Abstract: Instructional pragmatism is essential for successfully adopting and adapting evidence-based active engagement (EBAE) approaches in that instructors should view improving teaching and learning as a process and not get disheartened if a particular EBAE approach does not produce the desired outcome. Instructional pragmatism entails keeping a variety of EBAE methods in one's instructional toolbox and using them flexibly as needed to improve student learning and continuously refining and tweaking one's implementation of the EBAE approaches to make them effective. Here we illustrate an example of instructional pragmatism in which a quantum mechanics instructor did not give up when an EBAE method involving implementation of a sequence of clicker questions on addition of angular momentum did not yield expected learning outcomes even though it was found effective earlier. Instead, the instructor remained optimistic, viewing improving teaching and learning as a process, and pulled out another EBAE method from his tool box that did not require him to spend more time on this topic in class. In particular, the instructor created an opportunity for students to productively struggle with the same problems they had not performed well on by incentivizing them to correct their mistakes out of class. Student performance on one of the addition of angular momentum problems posed on the final exam suggests that students who corrected their mistakes benefited from the task and learned about addition of angular momentum better than those who did not correct their mistakes. Encouraging and supporting physics instructors to embrace instructional pragmatism can go a long way in helping students learn physics because it is likely to increase their persistence in using various EBAE approaches flexibly as they refine and tweak their implementation for their students. We thank the National Science Foundation for support.
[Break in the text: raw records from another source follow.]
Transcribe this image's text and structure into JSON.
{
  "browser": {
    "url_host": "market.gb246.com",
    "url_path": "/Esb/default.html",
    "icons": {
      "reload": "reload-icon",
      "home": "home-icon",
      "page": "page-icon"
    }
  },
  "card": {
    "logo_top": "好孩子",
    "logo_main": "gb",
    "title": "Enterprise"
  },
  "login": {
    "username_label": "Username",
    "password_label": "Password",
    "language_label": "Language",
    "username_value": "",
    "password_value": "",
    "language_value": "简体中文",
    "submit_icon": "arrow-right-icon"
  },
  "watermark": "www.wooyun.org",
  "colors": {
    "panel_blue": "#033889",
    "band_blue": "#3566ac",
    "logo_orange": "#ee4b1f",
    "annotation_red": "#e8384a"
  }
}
Abstract Type: Contributed Poster Presentation
Session Time: Poster Session III
Poster Number: 3.L1
Contributed Paper Record: Contributed Paper Information
Contributed Paper Download: Download Contributed Paper

Author/Organizer Information

Primary Contact: Paul Justice
University of Cincinnati
Cincinnati, OH 45221
Phone: 2707923461
and Co-Presenter(s)
Emily Marshman, University of Pittsburgh
Chandralekha Singh, University of Pittsburgh